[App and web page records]

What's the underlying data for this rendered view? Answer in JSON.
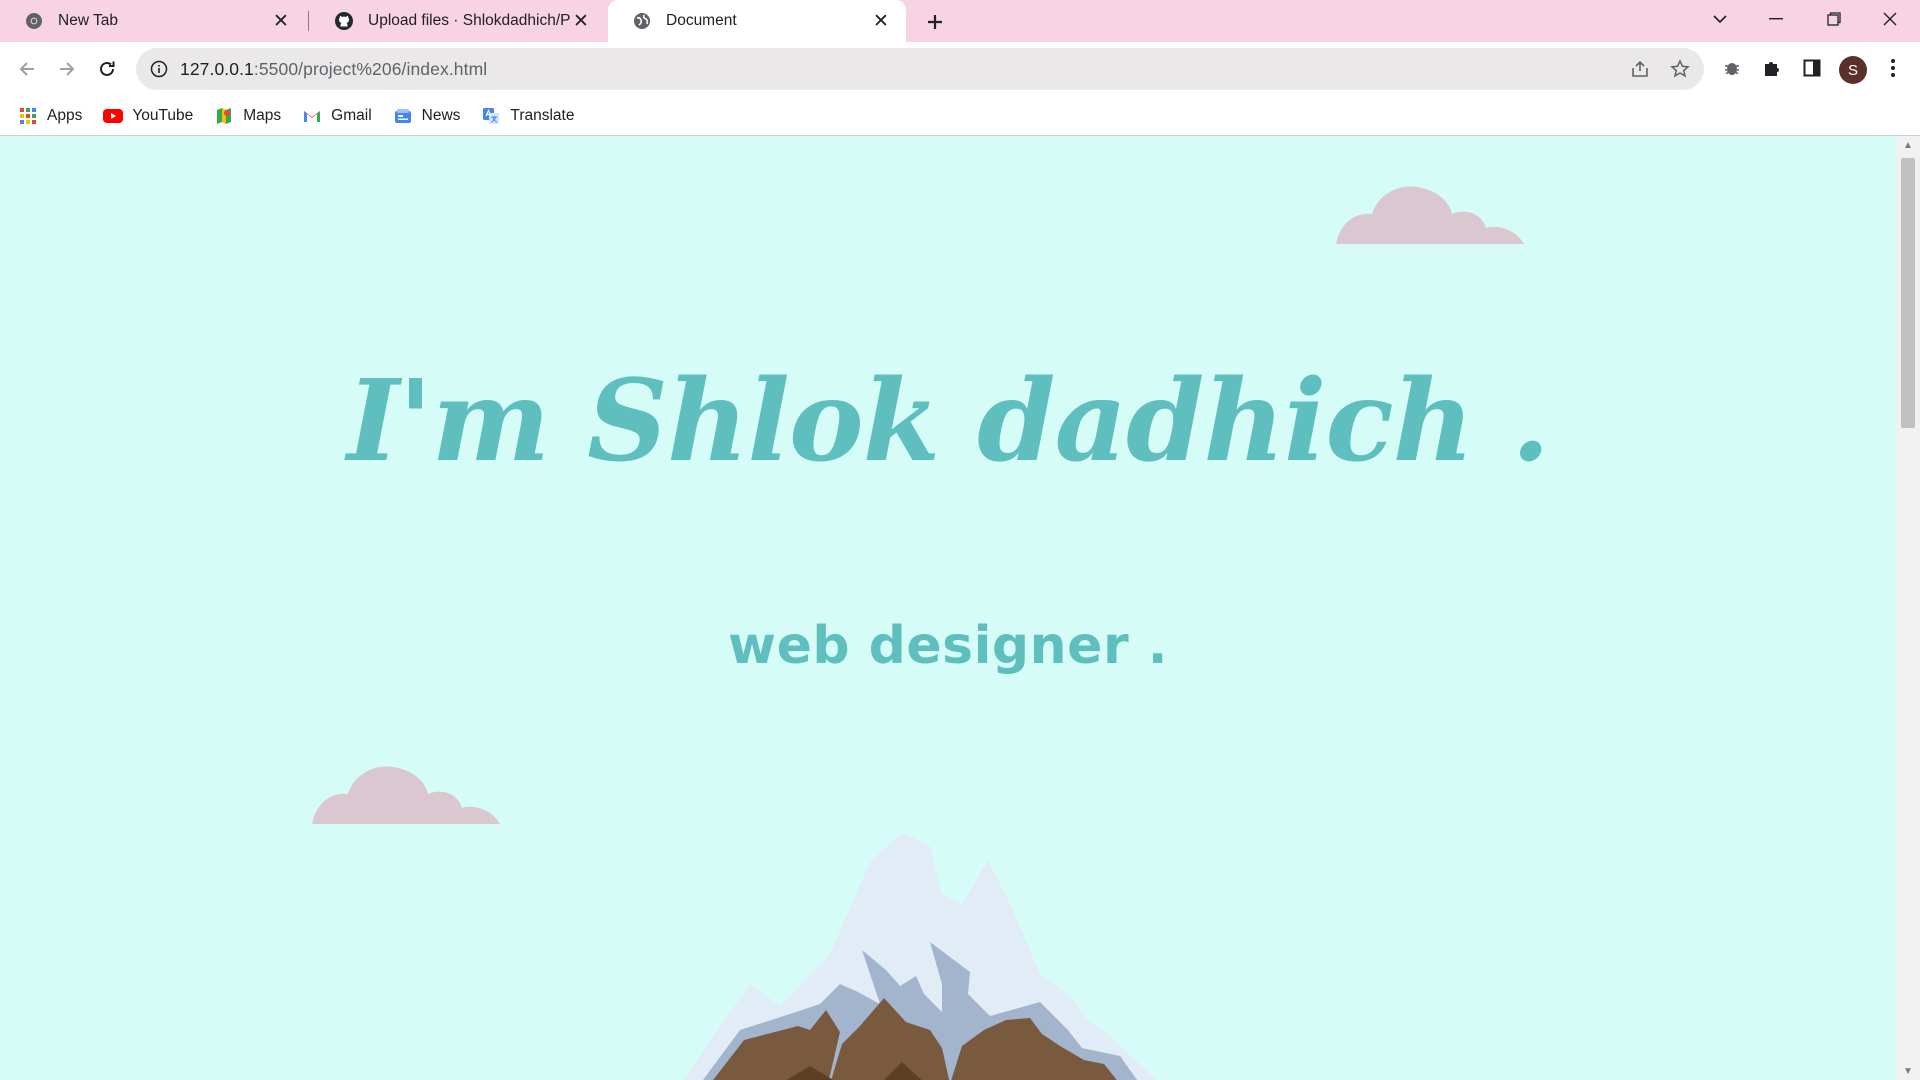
{
  "browser": {
    "tabs": [
      {
        "title": "New Tab",
        "icon": "chrome-icon",
        "active": false
      },
      {
        "title": "Upload files · Shlokdadhich/Portfolio",
        "icon": "github-icon",
        "active": false
      },
      {
        "title": "Document",
        "icon": "globe-icon",
        "active": true
      }
    ],
    "address": {
      "host": "127.0.0.1",
      "path": ":5500/project%206/index.html"
    },
    "profile_initial": "S"
  },
  "bookmarks": [
    {
      "label": "Apps",
      "icon": "apps-grid-icon"
    },
    {
      "label": "YouTube",
      "icon": "youtube-icon"
    },
    {
      "label": "Maps",
      "icon": "maps-icon"
    },
    {
      "label": "Gmail",
      "icon": "gmail-icon"
    },
    {
      "label": "News",
      "icon": "news-icon"
    },
    {
      "label": "Translate",
      "icon": "translate-icon"
    }
  ],
  "page": {
    "headline": "I'm Shlok dadhich .",
    "subtitle": "web designer ."
  },
  "colors": {
    "tabstrip": "#f7d3e3",
    "page_background": "#d6fcf8",
    "accent_text": "#5fbfbe",
    "cloud": "#dbc7cf",
    "mountain_rock": "#7a5a3e",
    "mountain_snow": "#e2ecf7",
    "mountain_shadow": "#a3b5cc"
  }
}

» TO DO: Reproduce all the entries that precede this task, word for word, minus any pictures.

» WRITTEN ANSWER:
What's the underlying data for this rendered view? Answer in JSON.
{
  "browser": {
    "tabs": [
      {
        "title": "New Tab",
        "icon": "chrome-icon",
        "active": false
      },
      {
        "title": "Upload files · Shlokdadhich/Portfolio",
        "icon": "github-icon",
        "active": false
      },
      {
        "title": "Document",
        "icon": "globe-icon",
        "active": true
      }
    ],
    "address": {
      "host": "127.0.0.1",
      "path": ":5500/project%206/index.html"
    },
    "profile_initial": "S"
  },
  "bookmarks": [
    {
      "label": "Apps",
      "icon": "apps-grid-icon"
    },
    {
      "label": "YouTube",
      "icon": "youtube-icon"
    },
    {
      "label": "Maps",
      "icon": "maps-icon"
    },
    {
      "label": "Gmail",
      "icon": "gmail-icon"
    },
    {
      "label": "News",
      "icon": "news-icon"
    },
    {
      "label": "Translate",
      "icon": "translate-icon"
    }
  ],
  "page": {
    "headline": "I'm Shlok dadhich .",
    "subtitle": "web designer ."
  },
  "colors": {
    "tabstrip": "#f7d3e3",
    "page_background": "#d6fcf8",
    "accent_text": "#5fbfbe",
    "cloud": "#dbc7cf",
    "mountain_rock": "#7a5a3e",
    "mountain_snow": "#e2ecf7",
    "mountain_shadow": "#a3b5cc"
  }
}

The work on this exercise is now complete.